Depth of discharge estimation for lithium-ion batteries depends on models that can relate measureable signals to the battery’s internal electrochemical state. In this paper, mechanical measurement of the cell-casing strain due to changes in cell thickness was examined. The mechanical measurement was evaluated for effectiveness in DOD estimation. Intercalation-induced stresses were detectable using surface-mounted strain gauges and correlated well with DOD. As the battery was charged, the strain increased, and when the battery was discharged (and DOD increased), the strain measurement decreased. The strain was able to track the overall cell depth of discharge, even under dynamic discharge conditions. Unit-to-unit differences in the mechanical response of different cells are apparent, but the cell strain measurements still follow similar trends. These differences necessitate that cells are well matched for their mechanical response as well as traditionally matched characteristics such as impedance or capacity.
Traditional DOD estimation relies on voltage, current, and temperature measurements; however, these methods do not account for the intercalation stresses. The use of strain has a number of benefits.
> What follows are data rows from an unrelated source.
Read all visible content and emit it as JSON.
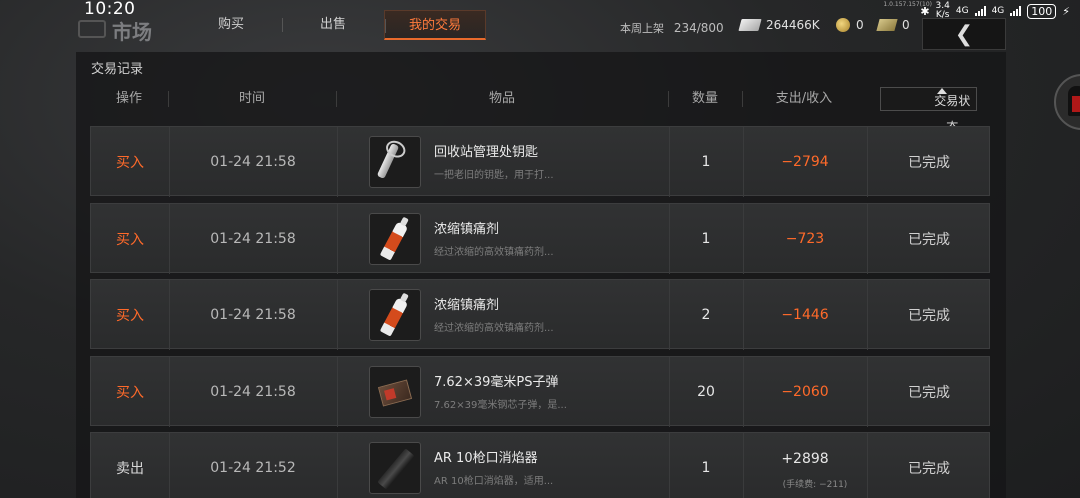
{
  "status_bar": {
    "time": "10:20",
    "version": "1.0.157.157(10)",
    "speed_value": "3.4",
    "speed_unit": "K/s",
    "net1": "4G",
    "net2": "4G",
    "battery": "100"
  },
  "header": {
    "title": "市场",
    "tabs": [
      {
        "label": "购买",
        "active": false
      },
      {
        "label": "出售",
        "active": false
      },
      {
        "label": "我的交易",
        "active": true
      }
    ],
    "weekly_label": "本周上架",
    "weekly_value": "234/800",
    "currencies": [
      {
        "icon": "cash-icon",
        "value": "264466K"
      },
      {
        "icon": "gold-coin-icon",
        "value": "0"
      },
      {
        "icon": "voucher-icon",
        "value": "0"
      }
    ],
    "back_icon": "chevron-left-icon"
  },
  "panel": {
    "title": "交易记录",
    "columns": {
      "action": "操作",
      "time": "时间",
      "item": "物品",
      "quantity": "数量",
      "amount": "支出/收入",
      "status": "交易状态"
    }
  },
  "rows": [
    {
      "action": "买入",
      "type": "buy",
      "time": "01-24 21:58",
      "name": "回收站管理处钥匙",
      "desc": "一把老旧的钥匙，用于打...",
      "qty": "1",
      "amount": "−2794",
      "fee": "",
      "status": "已完成",
      "art": "key"
    },
    {
      "action": "买入",
      "type": "buy",
      "time": "01-24 21:58",
      "name": "浓缩镇痛剂",
      "desc": "经过浓缩的高效镇痛药剂...",
      "qty": "1",
      "amount": "−723",
      "fee": "",
      "status": "已完成",
      "art": "spray"
    },
    {
      "action": "买入",
      "type": "buy",
      "time": "01-24 21:58",
      "name": "浓缩镇痛剂",
      "desc": "经过浓缩的高效镇痛药剂...",
      "qty": "2",
      "amount": "−1446",
      "fee": "",
      "status": "已完成",
      "art": "spray"
    },
    {
      "action": "买入",
      "type": "buy",
      "time": "01-24 21:58",
      "name": "7.62×39毫米PS子弹",
      "desc": "7.62×39毫米钢芯子弹，是...",
      "qty": "20",
      "amount": "−2060",
      "fee": "",
      "status": "已完成",
      "art": "ammo"
    },
    {
      "action": "卖出",
      "type": "sell",
      "time": "01-24 21:52",
      "name": "AR 10枪口消焰器",
      "desc": "AR 10枪口消焰器，适用...",
      "qty": "1",
      "amount": "+2898",
      "fee": "(手续费: −211)",
      "status": "已完成",
      "art": "suppressor"
    }
  ]
}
While the cells tested in this study were lithium cobalt oxide (LiCoO2), lithium iron phosphate (LiFePO4) cells have a characteristically flat voltage profile over a wide range of DOD. As a result, purely voltage-based DOD estimation is prone to errors due to inaccurate current and voltage measurements. Therefore, the addition of strain gauges to a LiFePO4-based battery will improve DOD estimation accuracy because the change in strain is more pronounced as a function of DOD due to the role of graphite in intercalation-induced stresses.
Strain gauges have an added application in battery health tracking, especially to identify anomalous behavior (e.g., when the strain measurements deviate from the model estimate), indicating the generation of unexpected levels of gas within the cell casing. Additional research correlating permanent changes to strain to internal cell processes including aging (electrode thickening and typical gas generation) and abuse (gas generated due to thermally- and electrochemically induced gas generation) will make the prospect of strain-based battery diagnostics more appealing. Monitoring strain would allow for the identification of anomalous cells in a large battery pack consisting of cells in parallel and series. In large battery arrays, anomaly detection by voltage alone can be challenging, and the addition of strain to not only detect an anomaly, but identify which cell has an anomaly is of tremendous benefit to battery safety. A model based on nonlinear regression techniques (including neural networks) that relates the battery’s DOD, temperature, and age to a predicted strain response could be used in an anomaly detection algorithm for lithium-ion batteries. Rather than predicting DOD from strain measurements, the expected structural state of the battery can be predicted and used to assess its health and safety. Ultimately, the added cost of monitoring cell-casing strain has to be weighed against the many benefits provided by advanced, non-intrusive monitoring of the battery’s internal state.
The authors would like to thank the more than 150 companies and organizations that support research activities at the Center for Advanced Life Cycle Engineering (CALCE) at the University of Maryland annually. The authors would also like to thank the members of the Prognostics and Health Management Consortium at CALCE and the National Science Foundation (Grant No. 1234451) for their support of this work. CEH would like to gratefully acknowledge the support provided by the ARCS Foundation.
Conflict of Interest
There are no conflicts of interest.
Data Availability Statement
The data sets generated and supporting the findings of this article are obtainable from the corresponding author upon reasonable request.